Protest over Durham County Council's £125m cuts plan

  • 23 February 2011
  • From the section England
County Hall
Image caption Durham County Council employs 10,000 people

About 100 people have been protesting outside Durham County Hall against proposed cuts to the council budget.

Durham County Council has to cut £125m from its budget over the next four years. Later the cabinet will meet to discuss how this will be done.

The council has warned out of 10,000 posts, 1,600 could go, as well as support for some services.

Peter Chapman from Unison said they hoped to work with the council to avoid compulsory redundancies.

He said: "What we are doing today is highlighting the size of the cuts that are being imposed by the government.

"But also stressing with councillors there is a real need to work with the trade unions to try and minimise the damage done both to the services and the jobs."

There are 6,000 members of Unison employed at the council.

Winter maintenance

Previously, leader of the Labour-run council, Simon Henig, said there would be an impact on some frontline services.

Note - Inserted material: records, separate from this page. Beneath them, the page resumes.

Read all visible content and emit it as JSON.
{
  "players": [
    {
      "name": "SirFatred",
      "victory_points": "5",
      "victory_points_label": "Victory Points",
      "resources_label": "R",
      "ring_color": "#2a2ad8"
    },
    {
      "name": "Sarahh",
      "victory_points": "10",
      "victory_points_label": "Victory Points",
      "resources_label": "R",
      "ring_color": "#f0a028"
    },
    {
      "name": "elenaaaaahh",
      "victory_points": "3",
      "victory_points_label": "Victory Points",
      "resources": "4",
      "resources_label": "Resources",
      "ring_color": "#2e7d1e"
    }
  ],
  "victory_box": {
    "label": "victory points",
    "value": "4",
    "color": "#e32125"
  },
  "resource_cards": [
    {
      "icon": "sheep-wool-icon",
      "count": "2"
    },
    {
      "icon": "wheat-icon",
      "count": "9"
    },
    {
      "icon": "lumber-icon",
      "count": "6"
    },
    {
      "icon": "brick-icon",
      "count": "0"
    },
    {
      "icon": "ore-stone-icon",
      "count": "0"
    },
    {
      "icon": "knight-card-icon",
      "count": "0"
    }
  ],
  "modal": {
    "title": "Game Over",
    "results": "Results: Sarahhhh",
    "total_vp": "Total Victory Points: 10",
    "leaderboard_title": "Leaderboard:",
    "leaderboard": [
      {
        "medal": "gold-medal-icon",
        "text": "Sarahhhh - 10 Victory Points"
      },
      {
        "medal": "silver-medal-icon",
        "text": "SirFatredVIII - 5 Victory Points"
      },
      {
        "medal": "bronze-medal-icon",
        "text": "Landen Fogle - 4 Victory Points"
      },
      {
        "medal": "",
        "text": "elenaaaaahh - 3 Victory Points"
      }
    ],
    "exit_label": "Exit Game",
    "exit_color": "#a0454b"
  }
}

Proposals include a review of adult social care services, which are predicted to save about £12m.

Mr Henig said: "Inevitably these government cutbacks will impact on the services we provide, however, we have done our best to respond to residents' top priorities.

"As a result we plan to maintain our existing spend on winter maintenance and our existing capital spend on highway maintenance and repairs.

Library review

"We will also plan to invest in child protection and do our best to protect a number of areas of adult social care."

"This will of course mean hitting other areas but again we have listened and a range of support services, including management and communications, will therefore face larger reductions."

Savings proposed include more than £6m from a revision of waste and refuse facilities, £3m from county-wide job creation projects, £1.3m from sports and leisure budgets and a further £1.4m from a review of libraries.

More on this story

Related Internet links

The BBC is not responsible for the content of external Internet sites